I often hear people outside of the blockchain industry say, “I don’t believe in cryptocurrency, but I believe in blockchain.” With Facebook recently unveiling the proposal for Libra, it’s a phrase that’s becoming more common by the day — and more frustrating.
While “blockchain, not crypto” may sound like a reasonable point of view at first blush, the reality is that it misses the point of blockchain and crypto entirely. That’s because cryptocurrency is nothing more than units of value within a blockchain network. The two are different, but they work hand in hand.
This can be a difficult concept to grasp for many people today — partly because it’s new for the economics of a technology to be embedded into the technology itself. But once you begin to understand how cryptocurrency works and what becomes possible in this new world, the unique (and powerful) relationship between blockchain and cryptocurrency becomes clear.
Here’s what made it crystal clear for me when I joined my company, a leading cryptocurrency exchange and custodian, nearly three years ago: It helps to think of blockchain as a special type of computer — one that makes it possible to transfer information without the need of a central intermediary making sure that everything runs smoothly. In the case of finance, for instance, blockchain computers (or networks) give people a way to send and receive money over the internet without banks or credit card companies.

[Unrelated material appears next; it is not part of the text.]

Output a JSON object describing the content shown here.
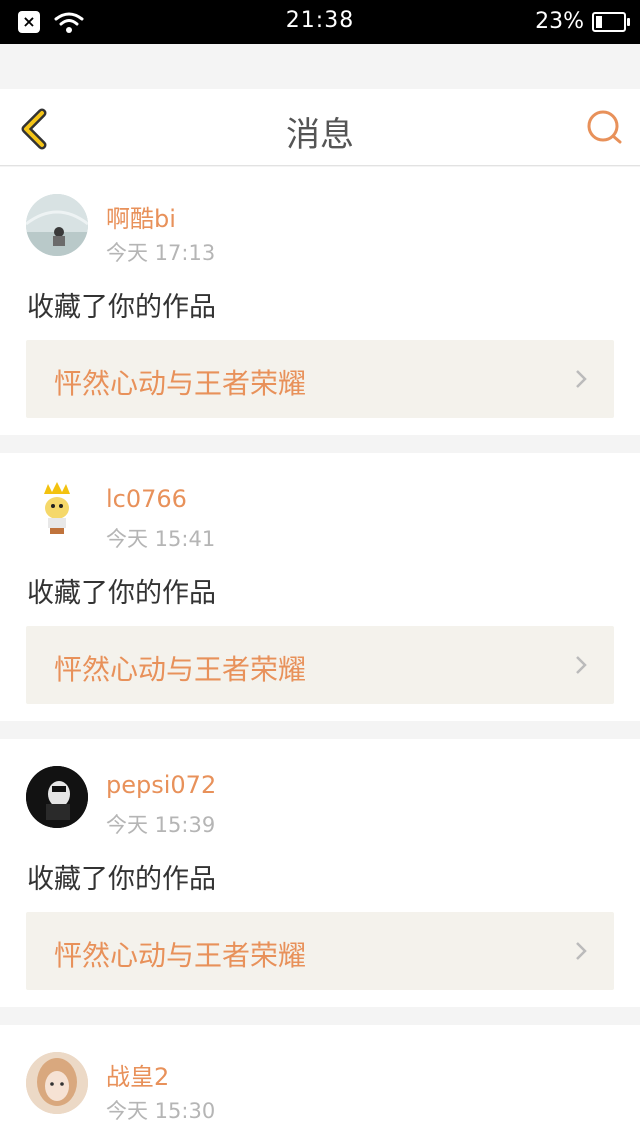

At the highest level, cryptocurrency is the digital representation of the value being transferred between users of a blockchain network. With bitcoin, for instance, which is often referred to as digital gold, the “currency” of the network is bitcoin, which represents money. By building monetary value into the core of the technology, cryptocurrency turns blockchain computers into digital economies unto themselves, creating a way to completely sidestep the legacy financial system.
In other words, it’s finance designed for the internet — programmable money that anyone with an internet connection can send and receive just like email.

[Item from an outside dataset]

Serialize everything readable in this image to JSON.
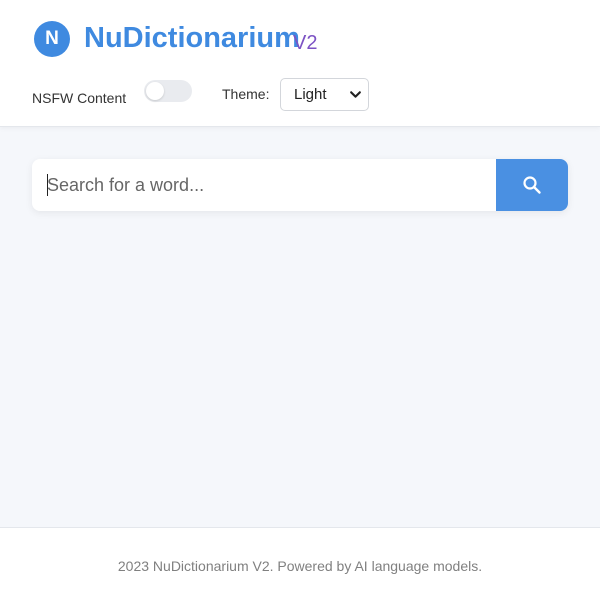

For the billions of people around the world who cannot access a bank account or obtain a government-issued ID, the rise of blockchain and cryptocurrency means they can now participate in the digital economy. These new computer networks are giving people unprecedented access to credit, financial products and spending powerfor both physical and digital goods in a borderless and permissionless fashion.
Not all cryptocurrencies are the same. While they all share certain fundamentals, the specifics of how each cryptocurrency works depend on the purpose and design of the blockchain computer it’s associated with — and they can vary wildly. In fact, even the term “cryptocurrency” is a misnomer because not all function like currency.
Generally speaking, there are four main types of cryptocurrency today: non-fungible tokens (NFTs), security tokens, utility tokens (or virtual commodities) and stablecoins. Bitcoin and ether (the native currency of the Ethereum blockchain), for instance, are generally considered utility tokens because they function as commodities or utilities within their networks. Security tokens are somewhat similar in function, except they are typically used more as fundraising vehicles. Some security tokens evolve into utility tokens over time, as the network matures. NFTs are altogether different in nature — today, they are best described as immutable tokenized assets. Stablecoins are, as the name suggests, a type of cryptocurrency that functions like more like traditional currencies.
The value of cryptocurrencies varies based on design. The value of bitcoin, for instance, is determined by the bitcoin network, where each bitcoin is fungible. There can never be more than 21 million bitcoin in existence, and its issuance model is governed solely by algorithms. This is very different from a stablecoin design, such as Libra, where the value is pegged to real-world assets such as fiat currency or gold.
Stablecoins make it possible for a U.S. dollar value of any amount to be sent to anyone with an internet connection. What’s more, stablecoin transactions happen almost instantaneously, with little to no cost, and zero risk of chargebacks. Today, one of the most common use cases for stablecoins is transferring money between cryptocurrency exchanges. As a result, many believe this is the main utility of a stablecoin, though this is not always true.
Looking ahead, as the addressable market for crypto expands I believe it will attract a critical mass of developers who will dream up entirely new applications that we can hardly begin to conceive today. Imagine a world in which all value was globally accessible and verifiable, and each person had control over their own data. The potential is more than just individual net worth on a blockchain — it’s identity, health records, college transcripts, insurance policies, land titles and more.
Stablecoins will undoubtedly play a major role, and I anticipate this will give rise to a thriving ecosystem of crypto-native applications. Native cryptocurrencies like bitcoin and ether are inherently integral in powering these technologies, and cryptocurrencies that maintain stable value will be equally important in linking the physical and digital worlds.
We need to step outside the current cryptocurrency trading bubble to see the potential of the technology that will transform our everyday lives. This includes promoting projects and institutions that are building useful and transformative applications that will not only improve efficiency, but help flatten the global economy to create a fairer and more interconnected system. These projects and companies will be built by those who not only recognize the world as it is today, but have the imagination to visualize a better future and the discipline to do so with integrity and within the constructs of appropriate laws and regulations.
Cryptocurrencies are not reinventing the concept of money, but they are significantly improving how transactions can occur in today’s global and digital age.